= Beginning of Section =

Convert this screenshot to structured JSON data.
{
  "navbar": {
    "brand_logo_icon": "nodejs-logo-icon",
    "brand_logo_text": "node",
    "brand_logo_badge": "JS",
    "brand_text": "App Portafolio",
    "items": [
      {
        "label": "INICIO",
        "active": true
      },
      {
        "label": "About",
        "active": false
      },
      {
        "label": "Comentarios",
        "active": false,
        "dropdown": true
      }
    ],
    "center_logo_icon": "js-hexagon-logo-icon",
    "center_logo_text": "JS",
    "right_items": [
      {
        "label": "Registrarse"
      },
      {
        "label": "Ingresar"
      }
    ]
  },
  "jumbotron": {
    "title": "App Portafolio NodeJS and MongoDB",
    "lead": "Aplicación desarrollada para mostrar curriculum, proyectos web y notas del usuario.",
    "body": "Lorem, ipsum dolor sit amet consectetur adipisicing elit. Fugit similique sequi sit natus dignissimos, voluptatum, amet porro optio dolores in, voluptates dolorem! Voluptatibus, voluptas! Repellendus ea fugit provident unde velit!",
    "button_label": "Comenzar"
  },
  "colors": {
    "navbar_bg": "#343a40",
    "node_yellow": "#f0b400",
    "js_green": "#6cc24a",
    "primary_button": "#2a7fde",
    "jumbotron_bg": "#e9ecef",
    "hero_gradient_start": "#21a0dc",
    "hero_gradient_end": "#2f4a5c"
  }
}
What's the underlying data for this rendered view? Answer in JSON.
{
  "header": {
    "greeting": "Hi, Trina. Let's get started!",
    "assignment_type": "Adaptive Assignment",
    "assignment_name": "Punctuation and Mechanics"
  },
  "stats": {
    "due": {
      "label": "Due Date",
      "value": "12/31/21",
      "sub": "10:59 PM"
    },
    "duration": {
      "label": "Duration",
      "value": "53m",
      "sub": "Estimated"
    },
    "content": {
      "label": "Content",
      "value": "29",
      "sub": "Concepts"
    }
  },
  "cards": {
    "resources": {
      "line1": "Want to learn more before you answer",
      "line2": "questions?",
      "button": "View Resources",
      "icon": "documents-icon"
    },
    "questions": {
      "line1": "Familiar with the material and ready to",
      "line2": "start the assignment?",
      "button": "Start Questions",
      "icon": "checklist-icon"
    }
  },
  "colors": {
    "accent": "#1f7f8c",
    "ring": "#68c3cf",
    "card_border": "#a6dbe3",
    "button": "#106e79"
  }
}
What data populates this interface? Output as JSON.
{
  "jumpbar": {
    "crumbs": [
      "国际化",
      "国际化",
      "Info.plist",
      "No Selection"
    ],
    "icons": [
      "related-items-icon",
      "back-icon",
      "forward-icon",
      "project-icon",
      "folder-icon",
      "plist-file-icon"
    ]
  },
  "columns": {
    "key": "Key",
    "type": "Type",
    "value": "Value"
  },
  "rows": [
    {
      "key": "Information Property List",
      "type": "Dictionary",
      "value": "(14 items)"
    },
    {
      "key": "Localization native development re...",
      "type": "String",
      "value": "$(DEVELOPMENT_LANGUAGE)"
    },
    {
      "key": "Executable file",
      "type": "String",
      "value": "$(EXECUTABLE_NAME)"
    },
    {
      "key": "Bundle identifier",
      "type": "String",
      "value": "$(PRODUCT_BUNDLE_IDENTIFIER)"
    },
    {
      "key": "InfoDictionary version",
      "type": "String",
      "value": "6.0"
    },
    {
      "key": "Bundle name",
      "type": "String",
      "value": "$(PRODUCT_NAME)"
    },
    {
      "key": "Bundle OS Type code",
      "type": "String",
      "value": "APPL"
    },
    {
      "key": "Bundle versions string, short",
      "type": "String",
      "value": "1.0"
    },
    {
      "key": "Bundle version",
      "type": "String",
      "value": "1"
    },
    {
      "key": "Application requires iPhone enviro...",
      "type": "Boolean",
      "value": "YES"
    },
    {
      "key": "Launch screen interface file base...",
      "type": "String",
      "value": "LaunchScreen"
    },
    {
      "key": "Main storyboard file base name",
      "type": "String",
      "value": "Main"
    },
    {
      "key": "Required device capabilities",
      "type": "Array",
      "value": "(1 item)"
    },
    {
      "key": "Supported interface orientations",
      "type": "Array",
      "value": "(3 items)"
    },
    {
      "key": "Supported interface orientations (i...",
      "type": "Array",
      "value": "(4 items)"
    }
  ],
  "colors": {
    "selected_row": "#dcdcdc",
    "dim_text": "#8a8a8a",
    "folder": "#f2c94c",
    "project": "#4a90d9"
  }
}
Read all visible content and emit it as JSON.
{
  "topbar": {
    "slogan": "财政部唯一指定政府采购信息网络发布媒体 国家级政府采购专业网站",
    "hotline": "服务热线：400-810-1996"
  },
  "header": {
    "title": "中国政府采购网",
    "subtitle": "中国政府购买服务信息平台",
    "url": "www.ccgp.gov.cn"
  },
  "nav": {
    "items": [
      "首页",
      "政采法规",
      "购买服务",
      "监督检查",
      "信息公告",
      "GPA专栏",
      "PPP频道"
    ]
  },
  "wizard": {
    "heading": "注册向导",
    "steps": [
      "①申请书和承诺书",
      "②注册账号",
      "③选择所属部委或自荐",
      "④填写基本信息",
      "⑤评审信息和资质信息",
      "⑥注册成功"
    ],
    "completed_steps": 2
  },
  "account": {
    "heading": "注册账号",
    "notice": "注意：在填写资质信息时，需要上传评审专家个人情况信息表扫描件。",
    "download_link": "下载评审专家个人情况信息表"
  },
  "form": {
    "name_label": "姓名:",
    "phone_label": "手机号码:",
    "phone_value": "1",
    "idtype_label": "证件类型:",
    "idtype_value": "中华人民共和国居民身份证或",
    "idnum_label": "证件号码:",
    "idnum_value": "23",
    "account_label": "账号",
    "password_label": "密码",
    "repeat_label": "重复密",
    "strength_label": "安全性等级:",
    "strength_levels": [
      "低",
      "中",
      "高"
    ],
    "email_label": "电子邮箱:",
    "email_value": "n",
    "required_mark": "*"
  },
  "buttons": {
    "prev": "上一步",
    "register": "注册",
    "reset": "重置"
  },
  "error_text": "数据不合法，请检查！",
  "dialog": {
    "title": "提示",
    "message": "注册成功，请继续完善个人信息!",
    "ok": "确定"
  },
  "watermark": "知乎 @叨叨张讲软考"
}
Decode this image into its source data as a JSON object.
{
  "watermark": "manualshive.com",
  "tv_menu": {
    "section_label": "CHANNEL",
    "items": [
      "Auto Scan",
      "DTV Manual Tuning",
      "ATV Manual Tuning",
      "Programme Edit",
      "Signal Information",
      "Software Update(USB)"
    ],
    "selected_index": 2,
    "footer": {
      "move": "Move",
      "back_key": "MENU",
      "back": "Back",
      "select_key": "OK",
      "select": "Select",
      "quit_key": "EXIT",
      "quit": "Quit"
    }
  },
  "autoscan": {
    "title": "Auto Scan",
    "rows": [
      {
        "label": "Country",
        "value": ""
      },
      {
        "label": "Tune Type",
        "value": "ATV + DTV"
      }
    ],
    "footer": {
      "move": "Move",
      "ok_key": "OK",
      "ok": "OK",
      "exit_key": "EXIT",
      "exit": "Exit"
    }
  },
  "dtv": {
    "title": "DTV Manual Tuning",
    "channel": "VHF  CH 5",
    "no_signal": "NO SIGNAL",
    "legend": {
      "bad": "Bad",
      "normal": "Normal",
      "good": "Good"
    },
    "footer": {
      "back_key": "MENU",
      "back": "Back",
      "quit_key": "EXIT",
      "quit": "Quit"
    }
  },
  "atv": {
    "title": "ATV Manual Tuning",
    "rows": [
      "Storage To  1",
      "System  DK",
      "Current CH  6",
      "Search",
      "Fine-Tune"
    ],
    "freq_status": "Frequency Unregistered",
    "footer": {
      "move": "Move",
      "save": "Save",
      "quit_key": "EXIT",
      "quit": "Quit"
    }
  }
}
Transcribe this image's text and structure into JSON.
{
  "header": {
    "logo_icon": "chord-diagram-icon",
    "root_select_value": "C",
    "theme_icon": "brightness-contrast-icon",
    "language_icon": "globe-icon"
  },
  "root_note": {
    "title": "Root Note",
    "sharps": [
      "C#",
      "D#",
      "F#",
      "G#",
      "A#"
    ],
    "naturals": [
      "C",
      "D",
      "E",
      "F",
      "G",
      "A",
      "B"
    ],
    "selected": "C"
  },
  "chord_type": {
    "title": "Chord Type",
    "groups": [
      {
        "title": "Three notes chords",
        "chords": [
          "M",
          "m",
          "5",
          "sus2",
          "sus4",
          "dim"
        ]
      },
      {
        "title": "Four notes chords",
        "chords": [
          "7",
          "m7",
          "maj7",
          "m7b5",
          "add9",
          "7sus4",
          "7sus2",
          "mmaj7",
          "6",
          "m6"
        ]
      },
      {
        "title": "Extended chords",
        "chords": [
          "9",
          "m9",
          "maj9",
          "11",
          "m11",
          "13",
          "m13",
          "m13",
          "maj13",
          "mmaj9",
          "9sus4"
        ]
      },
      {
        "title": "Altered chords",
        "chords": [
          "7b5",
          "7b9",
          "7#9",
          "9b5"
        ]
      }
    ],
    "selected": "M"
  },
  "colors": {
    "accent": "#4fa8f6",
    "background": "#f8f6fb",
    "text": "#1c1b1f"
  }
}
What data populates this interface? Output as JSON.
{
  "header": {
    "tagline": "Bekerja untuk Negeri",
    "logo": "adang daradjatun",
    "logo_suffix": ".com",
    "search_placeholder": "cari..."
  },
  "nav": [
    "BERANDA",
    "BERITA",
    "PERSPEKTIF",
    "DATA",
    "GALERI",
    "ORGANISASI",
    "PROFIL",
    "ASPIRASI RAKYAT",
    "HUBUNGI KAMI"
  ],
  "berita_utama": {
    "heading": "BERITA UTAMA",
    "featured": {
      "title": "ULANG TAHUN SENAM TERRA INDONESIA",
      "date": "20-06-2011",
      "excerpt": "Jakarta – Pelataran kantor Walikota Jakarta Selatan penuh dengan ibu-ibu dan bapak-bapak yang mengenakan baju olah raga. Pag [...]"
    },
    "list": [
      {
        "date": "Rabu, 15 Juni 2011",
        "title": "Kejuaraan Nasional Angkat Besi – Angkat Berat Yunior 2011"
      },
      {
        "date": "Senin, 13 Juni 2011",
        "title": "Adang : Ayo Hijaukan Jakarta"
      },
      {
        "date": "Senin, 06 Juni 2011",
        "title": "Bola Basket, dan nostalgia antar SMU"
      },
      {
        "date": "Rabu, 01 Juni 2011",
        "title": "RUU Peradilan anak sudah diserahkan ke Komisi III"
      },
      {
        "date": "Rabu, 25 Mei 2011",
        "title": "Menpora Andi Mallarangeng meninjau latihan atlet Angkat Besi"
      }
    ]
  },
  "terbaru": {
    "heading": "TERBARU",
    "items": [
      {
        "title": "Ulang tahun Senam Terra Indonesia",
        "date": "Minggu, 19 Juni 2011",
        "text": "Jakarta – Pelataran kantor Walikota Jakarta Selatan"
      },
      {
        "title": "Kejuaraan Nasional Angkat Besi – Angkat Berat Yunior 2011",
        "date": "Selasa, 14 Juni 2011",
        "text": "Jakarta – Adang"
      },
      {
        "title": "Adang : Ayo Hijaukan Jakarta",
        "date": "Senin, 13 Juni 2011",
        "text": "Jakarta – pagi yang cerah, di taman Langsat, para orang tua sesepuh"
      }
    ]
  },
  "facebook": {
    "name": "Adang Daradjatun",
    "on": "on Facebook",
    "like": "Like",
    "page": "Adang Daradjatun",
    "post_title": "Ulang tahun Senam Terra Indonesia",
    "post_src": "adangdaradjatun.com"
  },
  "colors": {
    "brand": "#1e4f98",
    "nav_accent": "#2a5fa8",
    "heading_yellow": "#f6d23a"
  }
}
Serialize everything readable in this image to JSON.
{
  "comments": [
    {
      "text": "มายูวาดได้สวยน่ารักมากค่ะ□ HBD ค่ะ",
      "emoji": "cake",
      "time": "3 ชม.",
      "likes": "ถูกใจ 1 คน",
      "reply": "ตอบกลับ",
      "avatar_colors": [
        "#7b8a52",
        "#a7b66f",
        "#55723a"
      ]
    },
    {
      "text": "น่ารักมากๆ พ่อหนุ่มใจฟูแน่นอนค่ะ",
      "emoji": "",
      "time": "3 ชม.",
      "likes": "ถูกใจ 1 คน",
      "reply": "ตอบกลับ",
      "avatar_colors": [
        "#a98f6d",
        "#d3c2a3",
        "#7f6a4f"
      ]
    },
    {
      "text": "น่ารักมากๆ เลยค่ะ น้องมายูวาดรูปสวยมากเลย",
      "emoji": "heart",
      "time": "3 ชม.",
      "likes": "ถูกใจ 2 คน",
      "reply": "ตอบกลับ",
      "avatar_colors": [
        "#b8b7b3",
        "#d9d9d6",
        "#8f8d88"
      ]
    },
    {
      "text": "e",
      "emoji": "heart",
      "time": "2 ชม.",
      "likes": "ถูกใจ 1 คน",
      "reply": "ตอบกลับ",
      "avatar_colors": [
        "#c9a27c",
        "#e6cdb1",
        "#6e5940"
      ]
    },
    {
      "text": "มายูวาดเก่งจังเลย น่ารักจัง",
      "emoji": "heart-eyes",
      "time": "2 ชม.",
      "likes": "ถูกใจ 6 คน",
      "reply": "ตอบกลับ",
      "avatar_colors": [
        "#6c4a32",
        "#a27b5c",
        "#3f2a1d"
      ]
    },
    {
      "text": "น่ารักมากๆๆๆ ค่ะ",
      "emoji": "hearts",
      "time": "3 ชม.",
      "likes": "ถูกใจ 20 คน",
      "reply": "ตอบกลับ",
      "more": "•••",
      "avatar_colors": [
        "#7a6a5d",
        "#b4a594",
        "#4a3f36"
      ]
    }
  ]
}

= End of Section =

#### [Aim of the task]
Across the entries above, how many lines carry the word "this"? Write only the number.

#### [Written response]
7